One Alawite anti-government activist, who goes by the nom de guerre Sadeq, said it was unlikely Assad would establish a separate Alawite state, or homogenise it ethnically. But an autonomous region, something like Kurdistan, might be viable.
So far, there have been no direct clashes between rebels and government forces along the coast. Many Alawite villagers did not believe the rebels could make it to the mountains.
So when the rebels started to make verbal threats against the coast over the past few weeks, alarms went off, explained Sadeq. The killings in Baida and Ras al-Nabaa were a message to the rebels.
“It’s a reminder that the coast is a red line. That if they so much as think they can attack the coast, this is what will happen to the pockets of Sunni Muslims here,” he said. “It was ethnic cleansing, and the objective is to frighten.”
In nearby Tartous, a hefty, tattooed man who works for state intelligence said his command knew exactly what had unfolded in Baida and Ras al-Nabaa.
“It was the regime loyalists who did it, from the surrounding Alawite villages,” he said. “But they were not acting under orders. They carried it out on their own accord”
“The leadership has all the names of the perpetrators, but now is not the time to punish them for the crime.”
Britain denies it must wait until August to arm forces fighting Assad regime
Britain and France have said they do not have to wait until 1 August to arm rebels fighting Syrian president Bashar al-Assad, contradicting European Union officials, but both countries stressed they had no plans to do so yet.
The warning came as senior United States Republican senator John McCain visited rebel-held areas yesterday on a brief trip to meet senior members of the opposition.
Mr McCain, a member of the armed services and foreign relations committees, favours providing arms to rebel forces in Syria and creation of a no-fly zone. He has stopped short of backing US ground troops in Syria.
EU governments failed to renew an arms embargo on Monday due to differences in opinion, opening the way for Britain and France to supply weapons.
But EU officials said the two countries had made a commitment not to do so before 1 August.
“That is not the case,” Foreign Secretary William Hague said yesterday, adding that Britain was not “excluded” from acting before then, but that it would not act alone if it chose to do so.
French foreign ministry spokesman Philippe Lalliot said Paris also reserved the right to send arms immediately to Syrian rebels, but had no plans to do so.

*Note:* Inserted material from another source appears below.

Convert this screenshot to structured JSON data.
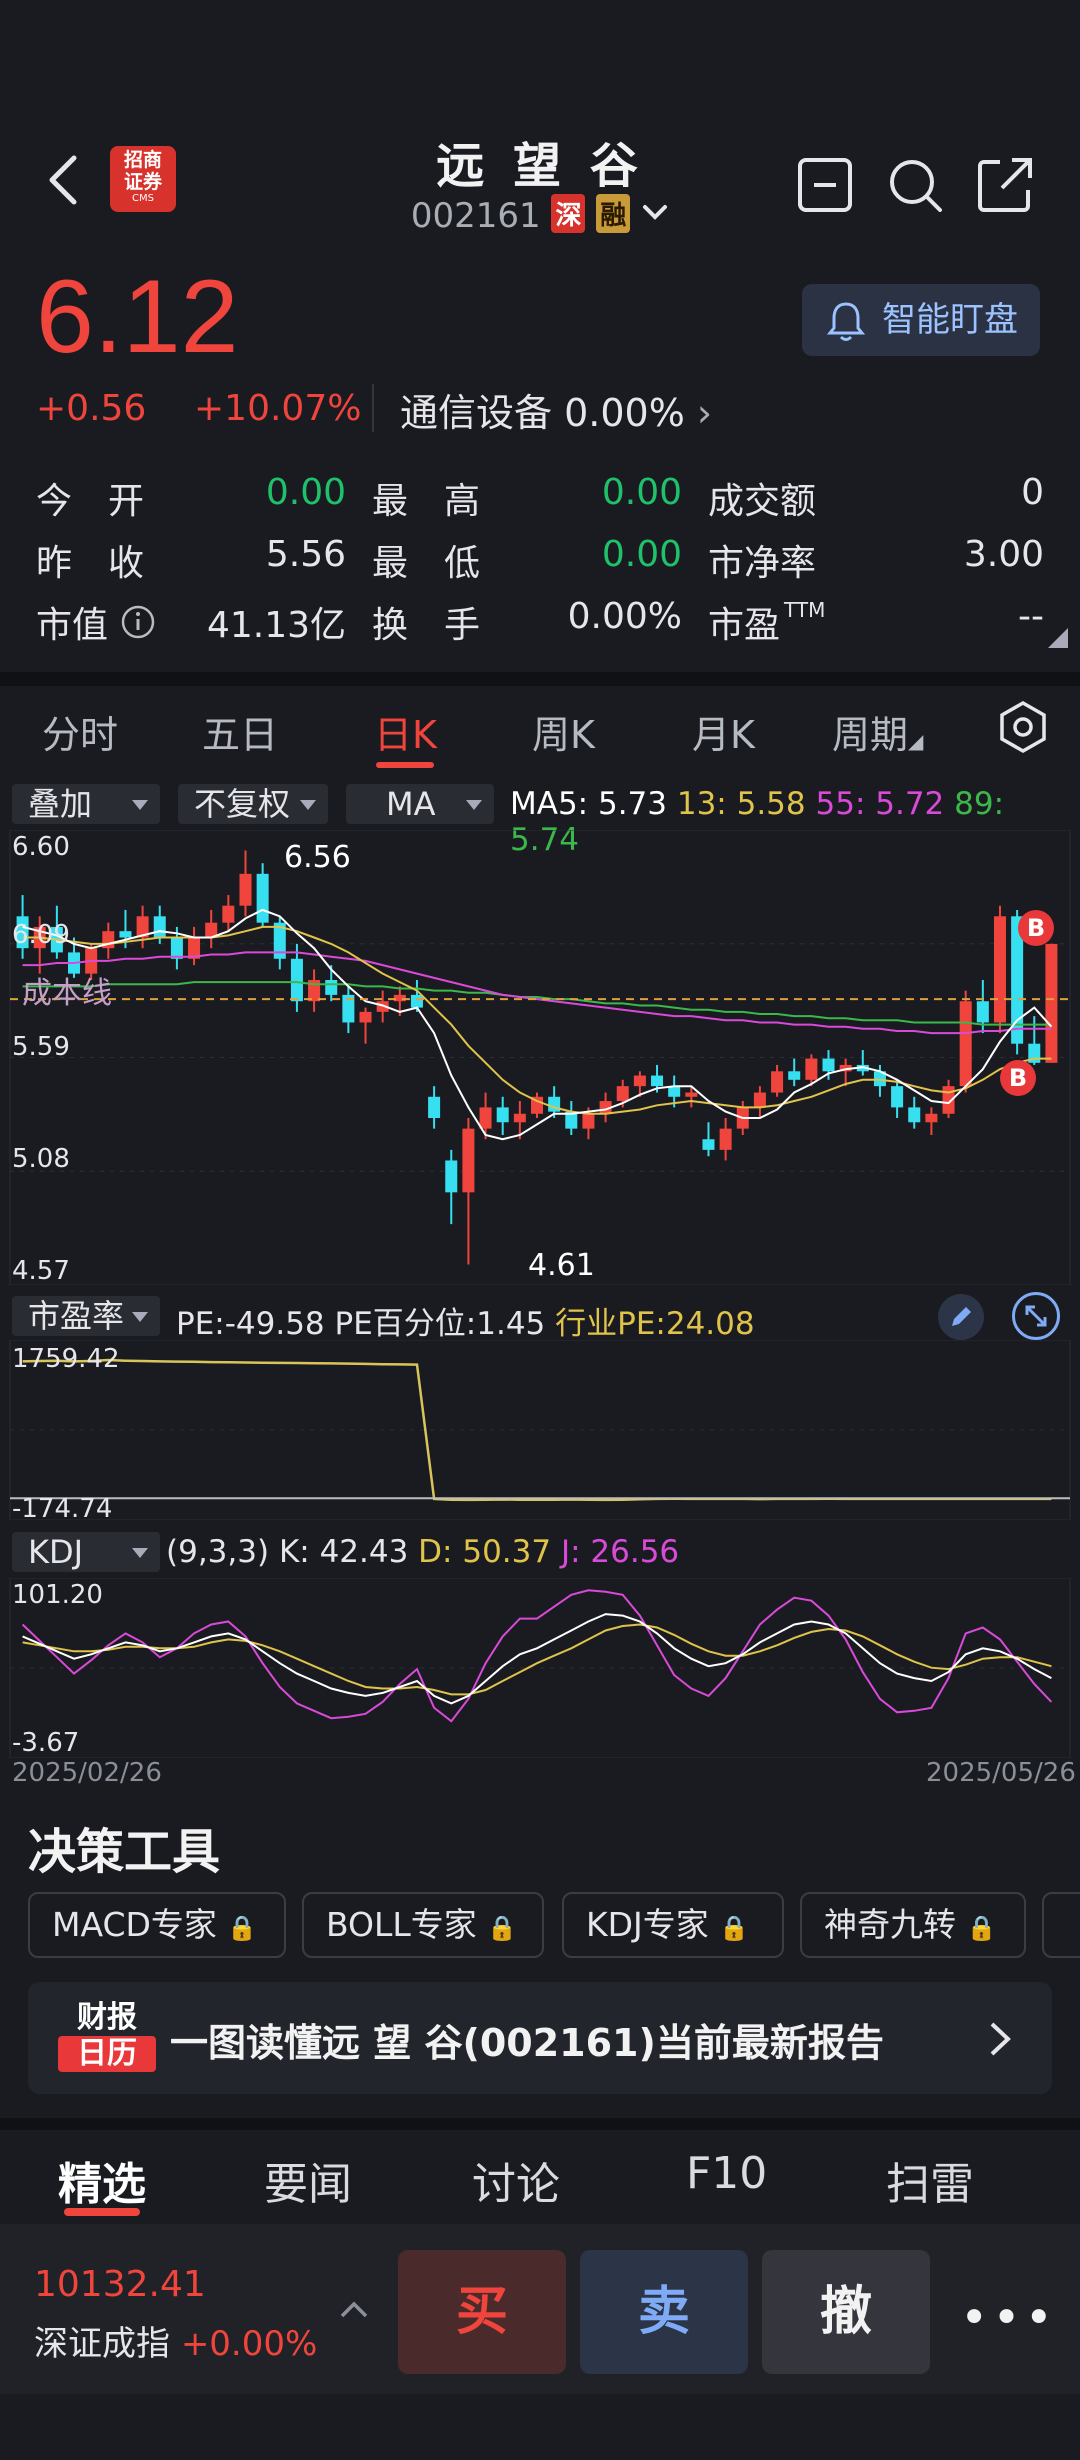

Meanwhile, Israel’s defence chief said that a Russian plan to supply sophisticated anti-aircraft missiles to Syria was a “threat” and signalled that Israel is prepared to use force to stop the delivery.
The warning by defence minister Moshe Yaalon increased tensions with Moscow over the planned sale of S-300 surface to air missiles to Syria. Israel has been lobbying Moscow to halt the sale, fearing the missiles would upset the balance of power in the region and could slip into the hands of hostile groups, including the Lebanese militia Hezbollah, a close ally of the Syrian regime.
“Clearly this move is a threat to us,” Mr Yaalon said yesterday.
“At this stage I can’t say there is an escalation. The shipments have not been sent on their way yet. And I hope that they will not be sent,” he said. But “if God forbid they do reach Syria, we will know what to do.”
In Moscow, Russia’s deputy foreign minister, Sergei Ryabkov, would not say whether Russia has shipped any of the S-300s, which have a range of up to 125 miles and the capability to track and strike multiple targets simultaneously.
But he insisted that Moscow is not going to abandon the deal despite strong western and Israeli criticism.
He said the missiles could be a deterrent against foreign intervention in Syria and would not be used against Syrian rebels, who do not have an air force.
“We believe that such steps to a large extent help restrain some ‘hotheads’ considering a scenario to give an international dimension to this conflict,” he said.